_EXERCISE DETAILS_
Below are the records; give the number of their lines that contain the word "منوی" and nothing more.

Records contained in a dataset
[Start of Attachment]

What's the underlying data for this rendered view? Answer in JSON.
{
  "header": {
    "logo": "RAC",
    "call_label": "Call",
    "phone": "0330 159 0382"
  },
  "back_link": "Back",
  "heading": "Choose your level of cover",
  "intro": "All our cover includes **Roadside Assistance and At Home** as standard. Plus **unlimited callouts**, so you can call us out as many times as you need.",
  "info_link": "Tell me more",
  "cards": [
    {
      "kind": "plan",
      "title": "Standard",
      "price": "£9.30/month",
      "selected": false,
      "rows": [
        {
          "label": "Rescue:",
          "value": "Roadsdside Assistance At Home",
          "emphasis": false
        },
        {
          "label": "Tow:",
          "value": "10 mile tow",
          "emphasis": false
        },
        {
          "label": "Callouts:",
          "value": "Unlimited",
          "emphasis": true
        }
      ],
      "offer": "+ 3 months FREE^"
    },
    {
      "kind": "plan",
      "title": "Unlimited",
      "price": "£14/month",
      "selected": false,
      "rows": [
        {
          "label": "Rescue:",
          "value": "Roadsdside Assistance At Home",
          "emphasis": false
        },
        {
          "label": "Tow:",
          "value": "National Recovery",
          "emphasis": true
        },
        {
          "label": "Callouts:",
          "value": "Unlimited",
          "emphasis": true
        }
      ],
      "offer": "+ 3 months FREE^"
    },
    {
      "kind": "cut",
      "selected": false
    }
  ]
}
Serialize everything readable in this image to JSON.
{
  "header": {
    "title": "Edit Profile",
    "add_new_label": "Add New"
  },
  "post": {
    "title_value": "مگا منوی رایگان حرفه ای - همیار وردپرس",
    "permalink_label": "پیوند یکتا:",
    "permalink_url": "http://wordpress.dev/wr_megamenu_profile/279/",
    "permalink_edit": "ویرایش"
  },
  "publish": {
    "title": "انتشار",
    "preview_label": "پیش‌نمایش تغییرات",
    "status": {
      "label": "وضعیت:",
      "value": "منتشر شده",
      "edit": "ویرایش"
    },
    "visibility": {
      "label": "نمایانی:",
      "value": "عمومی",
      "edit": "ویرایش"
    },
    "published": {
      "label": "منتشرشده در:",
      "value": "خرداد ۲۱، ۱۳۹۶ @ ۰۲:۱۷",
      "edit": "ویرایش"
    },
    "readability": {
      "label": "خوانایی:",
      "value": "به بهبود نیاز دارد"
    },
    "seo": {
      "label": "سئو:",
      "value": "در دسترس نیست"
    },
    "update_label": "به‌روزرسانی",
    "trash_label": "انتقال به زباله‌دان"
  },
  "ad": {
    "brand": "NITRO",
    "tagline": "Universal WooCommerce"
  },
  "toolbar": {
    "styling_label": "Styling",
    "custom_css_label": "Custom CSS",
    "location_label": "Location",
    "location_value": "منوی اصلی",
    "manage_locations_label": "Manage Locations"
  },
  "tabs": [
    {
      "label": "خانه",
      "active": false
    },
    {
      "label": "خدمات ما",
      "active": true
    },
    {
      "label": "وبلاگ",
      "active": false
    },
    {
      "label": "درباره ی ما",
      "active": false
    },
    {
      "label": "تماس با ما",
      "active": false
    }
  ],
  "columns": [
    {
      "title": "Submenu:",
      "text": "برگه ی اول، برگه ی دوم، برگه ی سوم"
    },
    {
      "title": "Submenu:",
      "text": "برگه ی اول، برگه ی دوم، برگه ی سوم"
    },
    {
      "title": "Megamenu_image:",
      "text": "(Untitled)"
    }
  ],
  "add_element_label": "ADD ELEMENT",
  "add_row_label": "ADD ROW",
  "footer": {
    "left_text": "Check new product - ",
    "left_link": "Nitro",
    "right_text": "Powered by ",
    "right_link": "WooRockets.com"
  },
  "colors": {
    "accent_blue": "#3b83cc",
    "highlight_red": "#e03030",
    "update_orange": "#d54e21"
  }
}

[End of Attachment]

_WORKED SOLUTION_
2